The American Writers Museum celebrates American writers through innovative, state-of-the-art exhibitions and compelling programming.
The influential settlement house offered job training, educational opportunities, and more to residents of Chicago's Near West Side. Hull-House's robust theatre program reflected founder Jane Addams's belief in art as a tool of empowerment. The theatre ran from 1889-2012 and now operates as a museum.
The Hull House originally ran as a settlement house, co-founded by Jane Addams and Elle Gates Starr. In 1899, Addams established an amateur theatre in the Hull House because she felt it benefitted the community to host productions and plays. Between the Greek and other European immigrants, plays of antiquity and productions of Shakespeare were put on as the theatre’s starting productions. Odysseus in Chicago launched the Hull House Theatre into prominence, as it was the first play that filled the auditorium with people of all backgrounds, neighbors, and coworkers, paying their full respects and attention to the performers and the establishment.

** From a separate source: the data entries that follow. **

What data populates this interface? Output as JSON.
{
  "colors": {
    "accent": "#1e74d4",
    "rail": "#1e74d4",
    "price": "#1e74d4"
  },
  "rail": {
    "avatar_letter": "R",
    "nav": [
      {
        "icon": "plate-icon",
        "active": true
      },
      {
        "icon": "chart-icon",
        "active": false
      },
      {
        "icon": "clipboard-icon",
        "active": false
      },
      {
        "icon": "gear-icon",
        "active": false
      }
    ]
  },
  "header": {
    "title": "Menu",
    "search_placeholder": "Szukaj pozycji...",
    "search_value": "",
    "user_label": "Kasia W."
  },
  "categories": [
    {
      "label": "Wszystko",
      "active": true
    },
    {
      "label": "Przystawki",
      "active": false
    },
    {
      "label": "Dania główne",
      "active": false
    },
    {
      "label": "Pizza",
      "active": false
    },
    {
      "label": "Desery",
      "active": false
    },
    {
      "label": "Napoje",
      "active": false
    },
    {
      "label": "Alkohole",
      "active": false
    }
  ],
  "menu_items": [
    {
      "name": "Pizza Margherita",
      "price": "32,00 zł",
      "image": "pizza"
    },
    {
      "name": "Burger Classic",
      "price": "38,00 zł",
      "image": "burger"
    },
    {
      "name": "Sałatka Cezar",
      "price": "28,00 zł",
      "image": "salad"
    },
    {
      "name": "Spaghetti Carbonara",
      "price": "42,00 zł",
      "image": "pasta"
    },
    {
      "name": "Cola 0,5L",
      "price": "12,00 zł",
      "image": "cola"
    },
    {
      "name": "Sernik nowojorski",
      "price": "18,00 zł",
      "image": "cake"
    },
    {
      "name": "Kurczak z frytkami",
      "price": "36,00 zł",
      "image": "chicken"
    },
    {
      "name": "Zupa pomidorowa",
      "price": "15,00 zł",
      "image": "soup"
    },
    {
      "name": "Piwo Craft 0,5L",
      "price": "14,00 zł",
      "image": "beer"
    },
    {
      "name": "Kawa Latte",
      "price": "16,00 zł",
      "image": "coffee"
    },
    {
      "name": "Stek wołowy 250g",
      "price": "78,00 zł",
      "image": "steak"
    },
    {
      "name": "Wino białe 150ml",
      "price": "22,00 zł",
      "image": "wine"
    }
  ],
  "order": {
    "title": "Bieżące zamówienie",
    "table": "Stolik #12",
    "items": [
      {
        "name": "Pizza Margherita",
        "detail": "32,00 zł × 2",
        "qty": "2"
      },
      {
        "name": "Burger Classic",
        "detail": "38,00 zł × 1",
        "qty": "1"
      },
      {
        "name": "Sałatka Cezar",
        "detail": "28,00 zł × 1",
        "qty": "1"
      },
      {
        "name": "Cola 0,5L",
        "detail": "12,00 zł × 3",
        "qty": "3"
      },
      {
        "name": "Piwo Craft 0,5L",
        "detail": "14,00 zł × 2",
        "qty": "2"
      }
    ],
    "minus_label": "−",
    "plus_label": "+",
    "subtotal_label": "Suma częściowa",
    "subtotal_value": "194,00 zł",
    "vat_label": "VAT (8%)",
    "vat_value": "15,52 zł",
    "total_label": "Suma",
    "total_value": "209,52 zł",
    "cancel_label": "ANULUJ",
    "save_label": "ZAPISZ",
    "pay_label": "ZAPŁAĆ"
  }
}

More than half a century later, in 1963, road tours of Broadway productions became more popular, and the Hull House Theatre was a venue for these plays, fostering the development of Chicago theatre companies to the current date. Bob Sickinger, considered the founder of Chicago’s theatre scene, nurtured this environment for young talent, which has noted roots in the Hull House Theatre, even having renowned Viola Spolin as an improvisational techniques instructor.